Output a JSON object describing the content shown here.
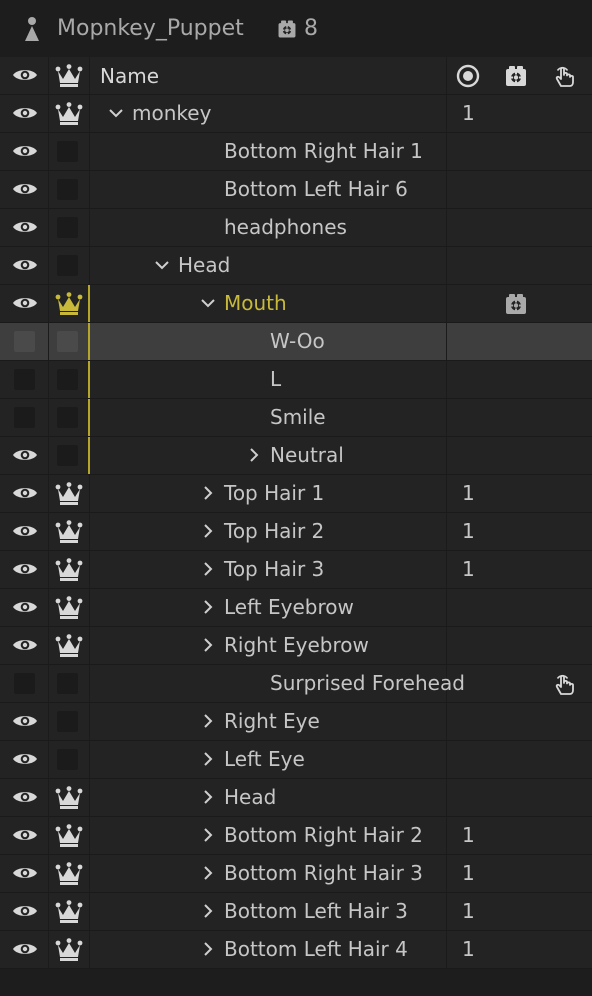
{
  "panel": {
    "title": "Mopnkey_Puppet",
    "camera_count": "8"
  },
  "header": {
    "name_label": "Name"
  },
  "colors": {
    "accent_gold": "#c8b93a",
    "selected_row": "#3e3e3e"
  },
  "rows": [
    {
      "label": "monkey",
      "visible": true,
      "crown": true,
      "expand": "down",
      "num": "1",
      "icon": ""
    },
    {
      "label": "Bottom Right Hair 1",
      "visible": true,
      "crown": false,
      "expand": "",
      "num": "",
      "icon": ""
    },
    {
      "label": "Bottom Left Hair 6",
      "visible": true,
      "crown": false,
      "expand": "",
      "num": "",
      "icon": ""
    },
    {
      "label": "headphones",
      "visible": true,
      "crown": false,
      "expand": "",
      "num": "",
      "icon": ""
    },
    {
      "label": "Head",
      "visible": true,
      "crown": false,
      "expand": "down",
      "num": "",
      "icon": ""
    },
    {
      "label": "Mouth",
      "visible": true,
      "crown": true,
      "expand": "down",
      "num": "",
      "icon": "camera-gear-icon"
    },
    {
      "label": "W-Oo",
      "visible": false,
      "crown": false,
      "expand": "",
      "num": "",
      "icon": ""
    },
    {
      "label": "L",
      "visible": false,
      "crown": false,
      "expand": "",
      "num": "",
      "icon": ""
    },
    {
      "label": "Smile",
      "visible": false,
      "crown": false,
      "expand": "",
      "num": "",
      "icon": ""
    },
    {
      "label": "Neutral",
      "visible": true,
      "crown": false,
      "expand": "right",
      "num": "",
      "icon": ""
    },
    {
      "label": "Top Hair 1",
      "visible": true,
      "crown": true,
      "expand": "right",
      "num": "1",
      "icon": ""
    },
    {
      "label": "Top Hair 2",
      "visible": true,
      "crown": true,
      "expand": "right",
      "num": "1",
      "icon": ""
    },
    {
      "label": "Top Hair 3",
      "visible": true,
      "crown": true,
      "expand": "right",
      "num": "1",
      "icon": ""
    },
    {
      "label": "Left Eyebrow",
      "visible": true,
      "crown": true,
      "expand": "right",
      "num": "",
      "icon": ""
    },
    {
      "label": "Right Eyebrow",
      "visible": true,
      "crown": true,
      "expand": "right",
      "num": "",
      "icon": ""
    },
    {
      "label": "Surprised Forehead",
      "visible": false,
      "crown": false,
      "expand": "",
      "num": "",
      "icon": "hand-touch-icon"
    },
    {
      "label": "Right Eye",
      "visible": true,
      "crown": false,
      "expand": "right",
      "num": "",
      "icon": ""
    },
    {
      "label": "Left Eye",
      "visible": true,
      "crown": false,
      "expand": "right",
      "num": "",
      "icon": ""
    },
    {
      "label": "Head",
      "visible": true,
      "crown": true,
      "expand": "right",
      "num": "",
      "icon": ""
    },
    {
      "label": "Bottom Right Hair 2",
      "visible": true,
      "crown": true,
      "expand": "right",
      "num": "1",
      "icon": ""
    },
    {
      "label": "Bottom Right Hair 3",
      "visible": true,
      "crown": true,
      "expand": "right",
      "num": "1",
      "icon": ""
    },
    {
      "label": "Bottom Left Hair 3",
      "visible": true,
      "crown": true,
      "expand": "right",
      "num": "1",
      "icon": ""
    },
    {
      "label": "Bottom Left Hair 4",
      "visible": true,
      "crown": true,
      "expand": "right",
      "num": "1",
      "icon": ""
    }
  ]
}
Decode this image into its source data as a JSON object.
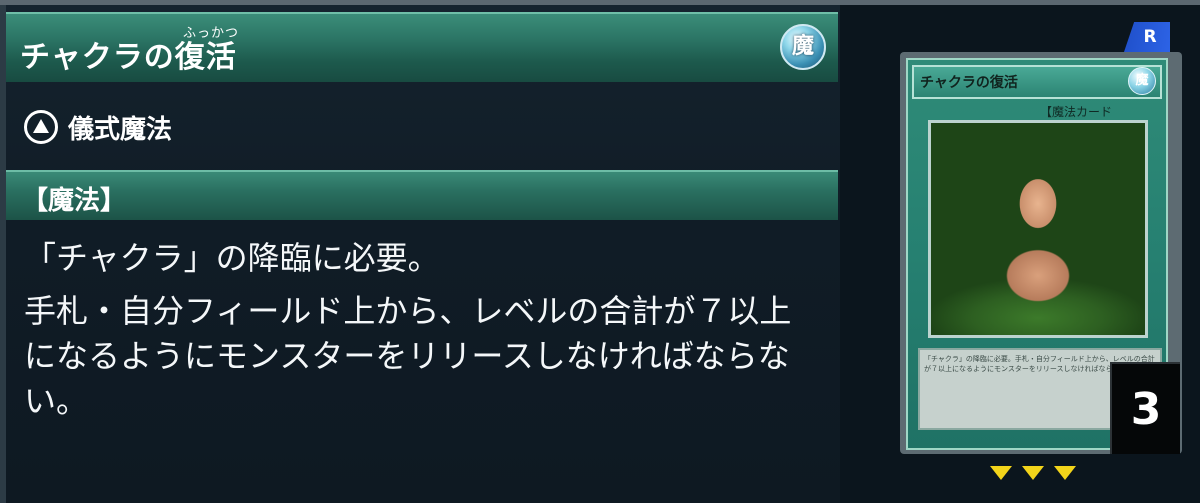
{
  "title_panel": {
    "ruby": "ふっかつ",
    "name": "チャクラの復活",
    "attribute_badge": "魔"
  },
  "card_type": {
    "icon": "ritual-spell-icon",
    "label": "儀式魔法"
  },
  "category_bar": {
    "label": "【魔法】"
  },
  "effect": {
    "line1": "「チャクラ」の降臨に必要。",
    "line2": "手札・自分フィールド上から、レベルの合計が７以上になるようにモンスターをリリースしなければならない。"
  },
  "card_preview": {
    "rarity": "R",
    "name": "チャクラの復活",
    "attribute_badge": "魔",
    "type_line": "【魔法カード",
    "text": "「チャクラ」の降臨に必要。手札・自分フィールド上から、レベルの合計が７以上になるようにモンスターをリリースしなければならない。",
    "count": "3",
    "colors": {
      "frame": "#268071",
      "rarity": "#2d63e6",
      "arrows": "#f3d41a"
    }
  }
}
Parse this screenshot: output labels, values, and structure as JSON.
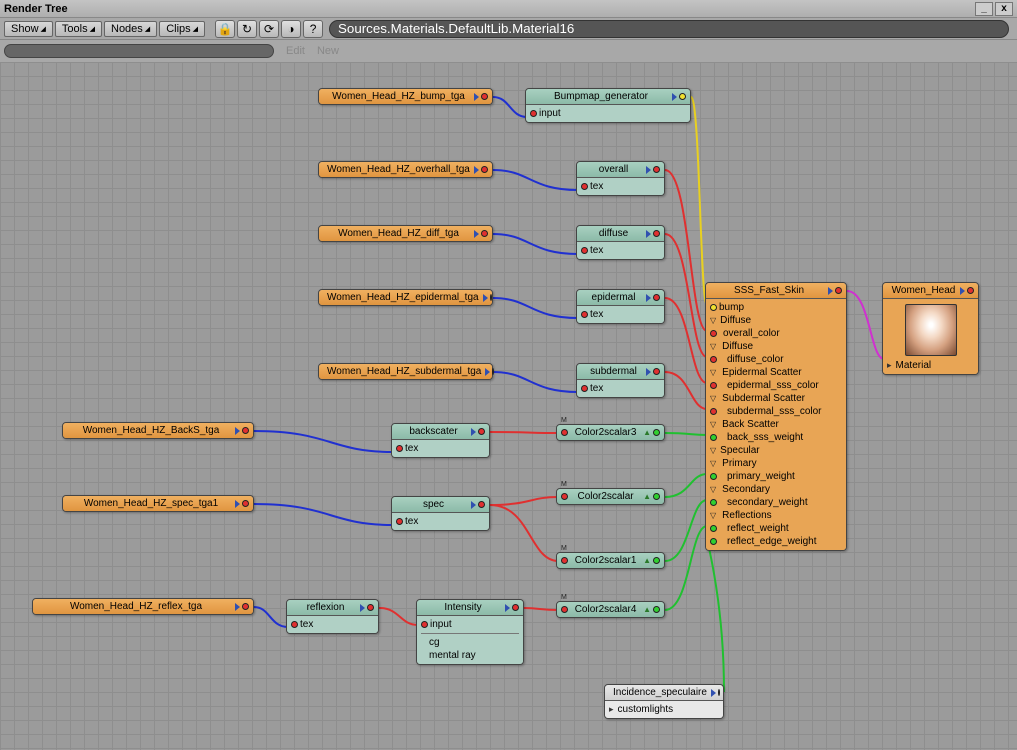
{
  "window": {
    "title": "Render Tree"
  },
  "menus": {
    "show": "Show",
    "tools": "Tools",
    "nodes": "Nodes",
    "clips": "Clips"
  },
  "path": "Sources.Materials.DefaultLib.Material16",
  "buttons": {
    "edit": "Edit",
    "new": "New"
  },
  "tex_nodes": {
    "bump": "Women_Head_HZ_bump_tga",
    "overhall": "Women_Head_HZ_overhall_tga",
    "diff": "Women_Head_HZ_diff_tga",
    "epidermal": "Women_Head_HZ_epidermal_tga",
    "subdermal": "Women_Head_HZ_subdermal_tga",
    "backs": "Women_Head_HZ_BackS_tga",
    "spec": "Women_Head_HZ_spec_tga1",
    "reflex": "Women_Head_HZ_reflex_tga"
  },
  "shader_nodes": {
    "bumpmap_gen": "Bumpmap_generator",
    "overall": "overall",
    "diffuse": "diffuse",
    "epidermal": "epidermal",
    "subdermal": "subdermal",
    "backscater": "backscater",
    "spec": "spec",
    "reflexion": "reflexion",
    "intensity": "Intensity",
    "c2s": "Color2scalar",
    "c2s1": "Color2scalar1",
    "c2s3": "Color2scalar3",
    "c2s4": "Color2scalar4",
    "incidence": "Incidence_speculaire"
  },
  "ports": {
    "input": "input",
    "tex": "tex",
    "cg": "cg",
    "mental_ray": "mental ray",
    "customlights": "customlights",
    "material": "Material"
  },
  "sss": {
    "title": "SSS_Fast_Skin",
    "bump": "bump",
    "diffuse_hdr": "Diffuse",
    "overall_color": "overall_color",
    "diffuse": "Diffuse",
    "diffuse_color": "diffuse_color",
    "epi_hdr": "Epidermal Scatter",
    "epi_color": "epidermal_sss_color",
    "sub_hdr": "Subdermal Scatter",
    "sub_color": "subdermal_sss_color",
    "back_hdr": "Back Scatter",
    "back_weight": "back_sss_weight",
    "spec_hdr": "Specular",
    "primary_hdr": "Primary",
    "primary_weight": "primary_weight",
    "secondary_hdr": "Secondary",
    "secondary_weight": "secondary_weight",
    "refl_hdr": "Reflections",
    "reflect_weight": "reflect_weight",
    "reflect_edge_weight": "reflect_edge_weight"
  },
  "material": {
    "title": "Women_Head"
  }
}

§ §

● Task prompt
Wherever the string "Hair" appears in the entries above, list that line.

● Solution
      "label": "Bottom Right Hair 1",
      "label": "Bottom Left Hair 6",
      "label": "Top Hair 1",
      "label": "Top Hair 2",
      "label": "Top Hair 3",
      "label": "Bottom Right Hair 2",
      "label": "Bottom Right Hair 3",
      "label": "Bottom Left Hair 3",
      "label": "Bottom Left Hair 4",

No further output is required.